The government of the United States maintained the position of Mr. Cheves. In a letter dated April 16, 1826, from the then Secretary of State, Mr. Clay, and addressed to the British minister, he says: “We are prepared to show, if it were proper now to enter on this discussion, that interest is a fair and just component part of the indemnification, which the convention stipulates, and that, without interest, it would fall short of the intentions of his imperial Majesty's decision.'
These claims were eventually compromised between the two governments by the payment of a gross sum, of which $418,000 was expressly for interest.
This case will be again adverted to in referring to the opinions of the Attorneys General. Yet, it is obvious here to remark, that the analogy is perfect between it and the case under consideration. In the former, "a just indemnification"—in the latter, "satisfaction, was to be made for the “injuries suffered.” The terms are convertible. Nothing short of a just indemnification can constitute satisfaction for an injury. If there be any difference between them, the latter is the stronger expression.

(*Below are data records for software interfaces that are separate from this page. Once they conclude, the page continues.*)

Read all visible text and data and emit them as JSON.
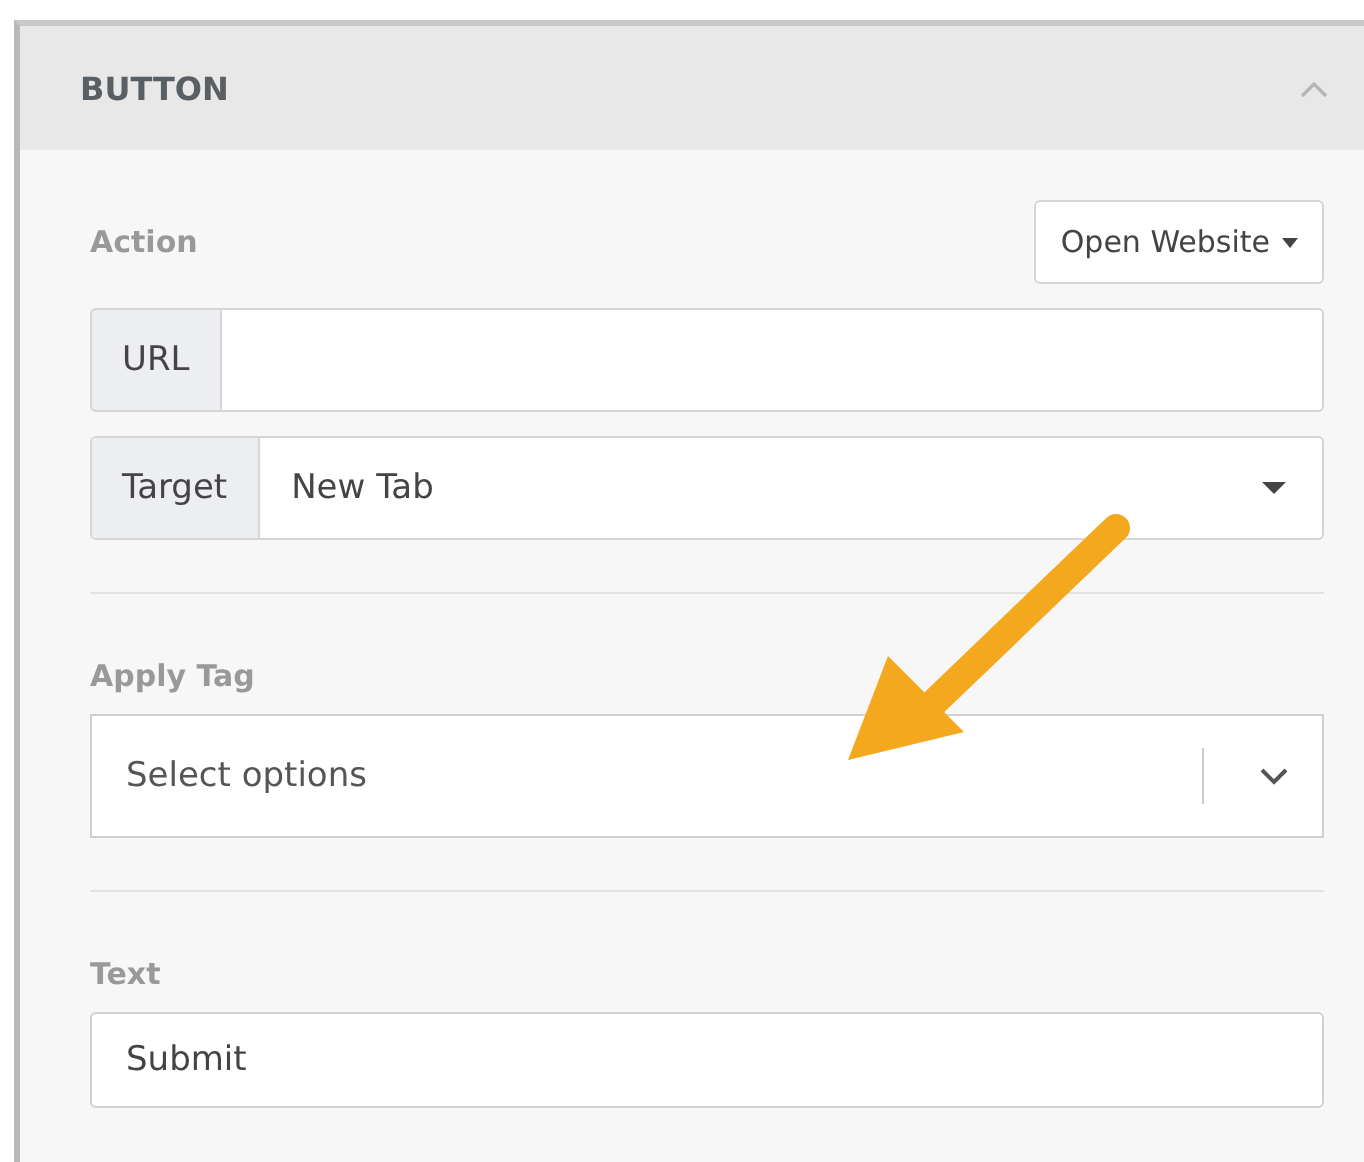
{
  "panel": {
    "title": "BUTTON",
    "expanded": true
  },
  "action": {
    "label": "Action",
    "value": "Open Website"
  },
  "url": {
    "label": "URL"
  },
  "target": {
    "label": "Target",
    "value": "New Tab"
  },
  "apply_tag": {
    "label": "Apply Tag",
    "placeholder": "Select options"
  },
  "text": {
    "label": "Text",
    "value": "Submit"
  }
}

The practice of the government on this subject has been uniform. In the treaty with Spain, of the 27th of October, 1795, it was agreed that the “losses” sustained by American citizens from the capture of their vessels by Spanish subjects should be referred to the decision of commissioners. This was done, and interest was awarded as part of the damages.- American State Papers, vol. 2, Foreign Relations, 283.
In the settlement, by Mr. Tudor, of the claims of American citizens against the Brazilian government, interest was claimed and allowed. Executive Document 32, 1st session 25th Congress ; H. R. 249.
So under the convention of April 11, 1839, and the treaty of February 2, 1848, with Mexico, interest was allowed.
The cases of the Comet and Enconium ought also to be referred to. These vessels, having slaves on board, were driven by stress of weather into the Bahamas. The slaves were seized and liberated by the colonial authorities, and the American government claimed from Great Britain the return of the slaves, or compensation for their detention and loss. In his correspondence with the English secretary, the American minister said: “The general doctrine is this: that he who withholds what he ought to return, does an injury for which he is bound to indemnify the sufferer ; that the proper measure of indemnification is the thing which is withheld, together with reasonable fruits or profits accruing during the period that it is so withheld ; that if restitution of the property, however, cannot be made, justice finds its equivalent, and interest on it is resorted to as the best standard by which to ascertain the reasonable profits of money." These positions were ultimately acquiesced in by Lord Palmerston, and the cases were settled on payment of the value of the property, and interest from the time of seizure.-Senate Document 174, 2d ses